The past several decades have witnessed substantial advances in synthesis and self-assembly of inorganic nanocrystals (NCs) due largely to their size- and shape-dependent properties for use in optics, optoelectronics, catalysis, energy conversion and storage, nanotechnology, and biomedical applications. Among various routes to NCs, the nonlinear block copolymer (BCP) nanoreactor technique has recently emerged as a general yet robust strategy for crafting a rich diversity of NCs of interest with precisely controlled dimensions, compositions, architectures, and surface chemistry. It is notable that nonlinear BCPs are unimolecular micelles, where each block copolymer arm of nonlinear BCP is covalently connected to a central core or polymer backbone. As such, their structures are static and stable, representing a class of functional polymers with complex architecture for directing the synthesis of NCs. In this review, recent progress in synthesizing NCs by capitalizing on two sets of nonlinear BCPs as nanoreactors are discussed. They are star-shaped BCPs for producing 0D spherical nanoparticles, including plain hollow and core-shell nanoparticles and bottlebrush-like BCPs for creating 1D plain and core/shell nanorods (and nanowires) as well as nanotubes. As the surface of these NCs is intimately tethered with the outer blocks of nonlinear BCPs used, they can thus be regarded as polymer-ligated NCs (i.e., hairy NCs). First, the rational design and synthesis of nonlinear BCPs via controlled/living radical polymerizations is introduced. Subsequently, their use as the NC-directing nanoreactors to yield monodisperse nanoparticles and nanorods with judiciously engineered dimensions, compositions, and surface chemistry is examined. Afterward, the intriguing properties of such polymer-ligated NCs, which are found to depend sensitively on their sizes, architectures, and functionalities of surface polymer hairs, are highlighted. Some practical applications of these polymer-ligated NCs for energy conversion and storage and drug delivery are then discussed. Finally, challenges and opportunities in this rapidly evolving field are presented.

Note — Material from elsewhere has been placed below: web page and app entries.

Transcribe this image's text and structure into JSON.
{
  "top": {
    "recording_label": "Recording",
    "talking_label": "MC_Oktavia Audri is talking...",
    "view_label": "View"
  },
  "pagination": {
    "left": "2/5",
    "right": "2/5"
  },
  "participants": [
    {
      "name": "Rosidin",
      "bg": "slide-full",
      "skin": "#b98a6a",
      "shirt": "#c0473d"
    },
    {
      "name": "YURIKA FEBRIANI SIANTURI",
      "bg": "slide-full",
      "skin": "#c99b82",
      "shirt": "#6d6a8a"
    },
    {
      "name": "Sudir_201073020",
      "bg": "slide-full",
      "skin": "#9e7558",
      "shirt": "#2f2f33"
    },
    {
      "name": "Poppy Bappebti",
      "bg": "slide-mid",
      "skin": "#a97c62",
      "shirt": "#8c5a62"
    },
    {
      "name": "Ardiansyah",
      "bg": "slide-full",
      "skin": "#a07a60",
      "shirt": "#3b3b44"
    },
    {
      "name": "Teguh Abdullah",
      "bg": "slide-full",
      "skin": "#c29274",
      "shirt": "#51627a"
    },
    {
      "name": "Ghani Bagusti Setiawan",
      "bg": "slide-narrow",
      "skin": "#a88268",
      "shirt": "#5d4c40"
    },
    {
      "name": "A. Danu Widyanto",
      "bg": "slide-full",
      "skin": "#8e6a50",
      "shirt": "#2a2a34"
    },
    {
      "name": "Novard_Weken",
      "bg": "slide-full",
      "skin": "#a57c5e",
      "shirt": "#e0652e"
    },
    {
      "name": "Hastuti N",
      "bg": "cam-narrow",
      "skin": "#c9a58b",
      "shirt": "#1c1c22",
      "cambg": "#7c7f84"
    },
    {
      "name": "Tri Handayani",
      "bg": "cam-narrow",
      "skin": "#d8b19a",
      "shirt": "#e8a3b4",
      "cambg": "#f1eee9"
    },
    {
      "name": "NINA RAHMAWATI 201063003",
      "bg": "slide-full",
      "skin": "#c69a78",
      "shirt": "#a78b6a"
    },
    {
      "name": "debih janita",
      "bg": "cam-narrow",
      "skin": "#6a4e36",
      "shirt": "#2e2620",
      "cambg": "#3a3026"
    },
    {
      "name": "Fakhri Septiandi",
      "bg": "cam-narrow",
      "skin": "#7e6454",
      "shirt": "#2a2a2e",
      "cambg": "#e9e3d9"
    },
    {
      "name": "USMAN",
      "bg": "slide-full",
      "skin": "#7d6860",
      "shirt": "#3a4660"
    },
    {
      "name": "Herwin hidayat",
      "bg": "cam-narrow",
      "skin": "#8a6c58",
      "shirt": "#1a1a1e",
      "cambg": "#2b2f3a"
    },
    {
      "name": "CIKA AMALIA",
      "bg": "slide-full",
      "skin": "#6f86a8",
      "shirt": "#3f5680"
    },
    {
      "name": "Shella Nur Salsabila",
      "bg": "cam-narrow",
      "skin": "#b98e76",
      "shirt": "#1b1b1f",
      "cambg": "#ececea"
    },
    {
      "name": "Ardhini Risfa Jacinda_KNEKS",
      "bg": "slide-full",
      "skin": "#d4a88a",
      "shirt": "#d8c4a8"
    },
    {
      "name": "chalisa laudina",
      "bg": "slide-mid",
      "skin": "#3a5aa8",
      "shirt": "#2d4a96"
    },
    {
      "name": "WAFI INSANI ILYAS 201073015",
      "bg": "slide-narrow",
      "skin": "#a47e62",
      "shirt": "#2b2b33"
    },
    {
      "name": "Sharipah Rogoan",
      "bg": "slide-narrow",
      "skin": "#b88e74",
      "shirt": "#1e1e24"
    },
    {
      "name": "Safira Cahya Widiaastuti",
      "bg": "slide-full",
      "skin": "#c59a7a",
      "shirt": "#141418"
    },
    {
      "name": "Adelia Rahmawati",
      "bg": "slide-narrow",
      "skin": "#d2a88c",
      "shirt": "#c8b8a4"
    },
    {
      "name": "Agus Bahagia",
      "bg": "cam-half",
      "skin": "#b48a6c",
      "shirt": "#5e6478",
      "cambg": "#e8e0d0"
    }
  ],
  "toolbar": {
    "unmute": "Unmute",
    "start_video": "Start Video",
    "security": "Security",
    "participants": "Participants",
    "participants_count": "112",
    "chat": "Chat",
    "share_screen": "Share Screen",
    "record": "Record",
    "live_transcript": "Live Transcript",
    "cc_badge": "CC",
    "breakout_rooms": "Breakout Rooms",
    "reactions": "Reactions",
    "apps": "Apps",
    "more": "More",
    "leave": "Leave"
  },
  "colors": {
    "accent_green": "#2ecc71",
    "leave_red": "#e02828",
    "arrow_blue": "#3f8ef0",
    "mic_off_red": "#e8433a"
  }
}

Bibliographical noteFunding Information:
This work is supported by the AFOSR (FA9550-19-1-0317) and the NSF (CMMI 1914713 and DMR 1903990). Acknowledgment is also made to National Natural Science Foundation of China (NSFC 51603177) and Natural Science Foundation of Hunan Province (2020JJ5542).
© 2020 American Chemical Society
- Controllable architectures
- Controlled/living radical polymerization
- Dimension-dependent properties
- Nonlinear block copolymers
- Polymer-ligated nanocrystals
- Surface chemistry